§ AVAILABLE RECORDS
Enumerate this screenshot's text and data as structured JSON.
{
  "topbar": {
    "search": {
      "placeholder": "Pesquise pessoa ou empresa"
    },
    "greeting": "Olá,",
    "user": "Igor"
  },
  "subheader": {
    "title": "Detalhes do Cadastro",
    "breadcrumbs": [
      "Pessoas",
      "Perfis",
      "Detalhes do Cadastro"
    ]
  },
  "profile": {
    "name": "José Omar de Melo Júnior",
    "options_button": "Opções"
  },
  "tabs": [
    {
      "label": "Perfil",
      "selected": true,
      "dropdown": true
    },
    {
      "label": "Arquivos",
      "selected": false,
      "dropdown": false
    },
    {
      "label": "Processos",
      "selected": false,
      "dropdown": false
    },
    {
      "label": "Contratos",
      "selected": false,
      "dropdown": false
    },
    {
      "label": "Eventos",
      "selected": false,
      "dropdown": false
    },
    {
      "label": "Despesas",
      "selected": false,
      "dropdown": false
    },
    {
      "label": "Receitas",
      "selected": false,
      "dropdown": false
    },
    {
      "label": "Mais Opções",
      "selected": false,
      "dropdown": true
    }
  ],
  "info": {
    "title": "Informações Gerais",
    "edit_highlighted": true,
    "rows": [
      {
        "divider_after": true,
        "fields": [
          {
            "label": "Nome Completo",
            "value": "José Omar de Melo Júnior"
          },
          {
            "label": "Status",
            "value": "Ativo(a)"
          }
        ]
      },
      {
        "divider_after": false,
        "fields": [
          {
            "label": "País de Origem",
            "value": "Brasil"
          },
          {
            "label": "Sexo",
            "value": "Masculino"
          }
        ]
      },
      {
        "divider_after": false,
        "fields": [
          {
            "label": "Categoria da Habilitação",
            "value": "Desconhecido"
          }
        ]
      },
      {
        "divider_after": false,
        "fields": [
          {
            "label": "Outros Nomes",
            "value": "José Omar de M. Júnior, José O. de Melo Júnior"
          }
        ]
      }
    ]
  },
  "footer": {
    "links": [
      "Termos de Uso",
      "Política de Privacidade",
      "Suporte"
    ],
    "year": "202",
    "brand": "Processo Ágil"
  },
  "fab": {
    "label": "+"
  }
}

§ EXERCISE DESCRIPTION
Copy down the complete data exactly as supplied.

§ EXERCISE OUTPUT
Enumerate this screenshot's text and data as structured JSON.
{
  "topbar": {
    "search": {
      "placeholder": "Pesquise pessoa ou empresa"
    },
    "greeting": "Olá,",
    "user": "Igor"
  },
  "subheader": {
    "title": "Detalhes do Cadastro",
    "breadcrumbs": [
      "Pessoas",
      "Perfis",
      "Detalhes do Cadastro"
    ]
  },
  "profile": {
    "name": "José Omar de Melo Júnior",
    "options_button": "Opções"
  },
  "tabs": [
    {
      "label": "Perfil",
      "selected": true,
      "dropdown": true
    },
    {
      "label": "Arquivos",
      "selected": false,
      "dropdown": false
    },
    {
      "label": "Processos",
      "selected": false,
      "dropdown": false
    },
    {
      "label": "Contratos",
      "selected": false,
      "dropdown": false
    },
    {
      "label": "Eventos",
      "selected": false,
      "dropdown": false
    },
    {
      "label": "Despesas",
      "selected": false,
      "dropdown": false
    },
    {
      "label": "Receitas",
      "selected": false,
      "dropdown": false
    },
    {
      "label": "Mais Opções",
      "selected": false,
      "dropdown": true
    }
  ],
  "info": {
    "title": "Informações Gerais",
    "edit_highlighted": true,
    "rows": [
      {
        "divider_after": true,
        "fields": [
          {
            "label": "Nome Completo",
            "value": "José Omar de Melo Júnior"
          },
          {
            "label": "Status",
            "value": "Ativo(a)"
          }
        ]
      },
      {
        "divider_after": false,
        "fields": [
          {
            "label": "País de Origem",
            "value": "Brasil"
          },
          {
            "label": "Sexo",
            "value": "Masculino"
          }
        ]
      },
      {
        "divider_after": false,
        "fields": [
          {
            "label": "Categoria da Habilitação",
            "value": "Desconhecido"
          }
        ]
      },
      {
        "divider_after": false,
        "fields": [
          {
            "label": "Outros Nomes",
            "value": "José Omar de M. Júnior, José O. de Melo Júnior"
          }
        ]
      }
    ]
  },
  "footer": {
    "links": [
      "Termos de Uso",
      "Política de Privacidade",
      "Suporte"
    ],
    "year": "202",
    "brand": "Processo Ágil"
  },
  "fab": {
    "label": "+"
  }
}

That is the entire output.